→ **What to do**
In the entries that follow, repeat exactly the lines from the one that has "Convert this screenshot" through the one that has "Parse this screenshot: output", but omit pictures.

━━━ Data shown ━━━

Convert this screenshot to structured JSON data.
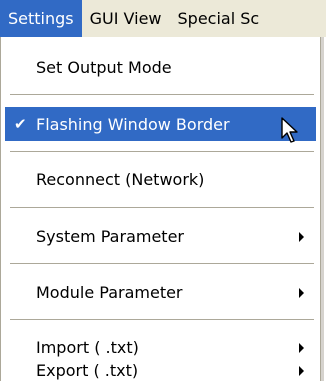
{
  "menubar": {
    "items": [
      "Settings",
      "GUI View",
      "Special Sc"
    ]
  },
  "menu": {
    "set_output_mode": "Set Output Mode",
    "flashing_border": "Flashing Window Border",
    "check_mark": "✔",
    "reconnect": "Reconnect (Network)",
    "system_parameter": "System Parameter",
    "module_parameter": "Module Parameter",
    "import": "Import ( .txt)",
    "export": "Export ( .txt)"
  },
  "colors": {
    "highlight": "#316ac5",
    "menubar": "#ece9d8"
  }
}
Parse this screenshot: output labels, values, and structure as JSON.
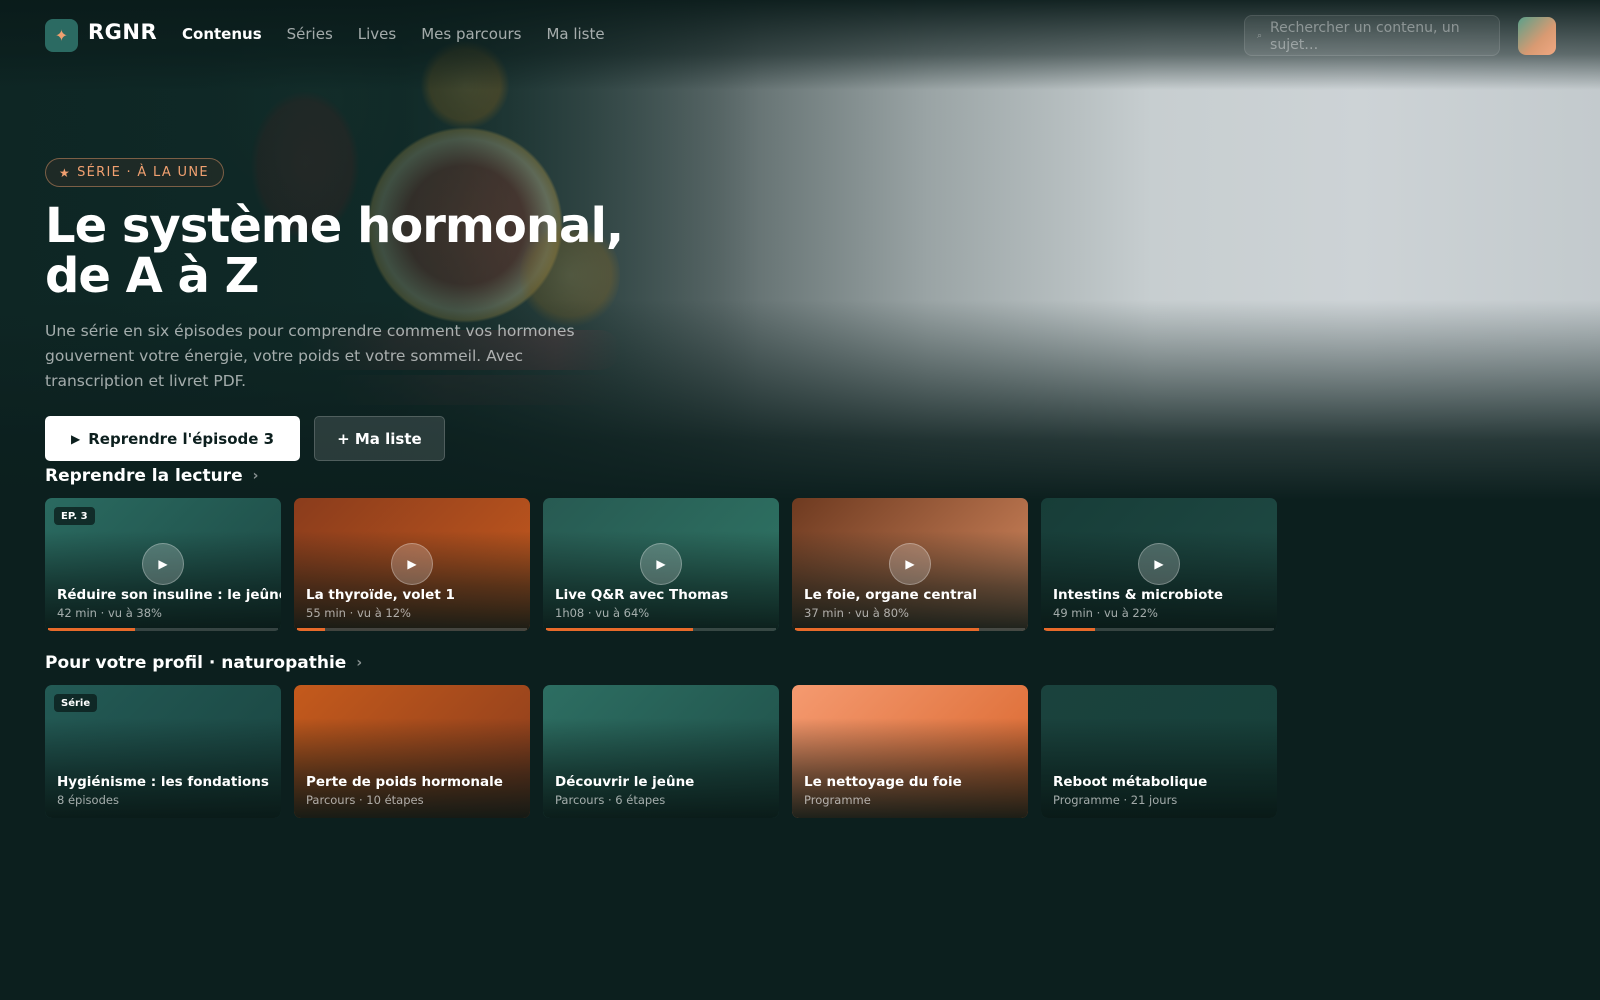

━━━
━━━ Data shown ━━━

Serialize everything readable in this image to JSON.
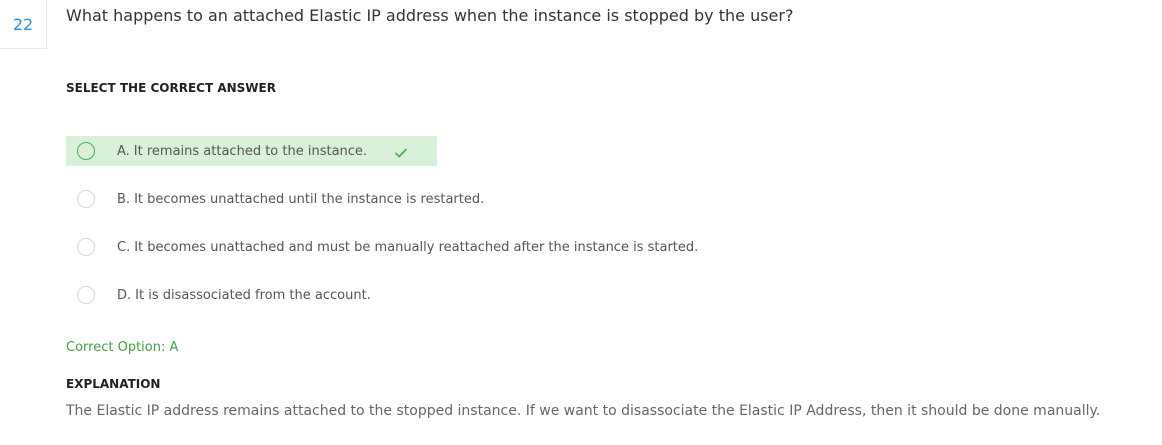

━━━

→ **Solution to this problem**
Convert this screenshot to structured JSON data.
{
  "menubar": {
    "items": [
      "Settings",
      "GUI View",
      "Special Sc"
    ]
  },
  "menu": {
    "set_output_mode": "Set Output Mode",
    "flashing_border": "Flashing Window Border",
    "check_mark": "✔",
    "reconnect": "Reconnect (Network)",
    "system_parameter": "System Parameter",
    "module_parameter": "Module Parameter",
    "import": "Import ( .txt)",
    "export": "Export ( .txt)"
  },
  "colors": {
    "highlight": "#316ac5",
    "menubar": "#ece9d8"
  }
}
Parse this screenshot: output labels, values, and structure as JSON.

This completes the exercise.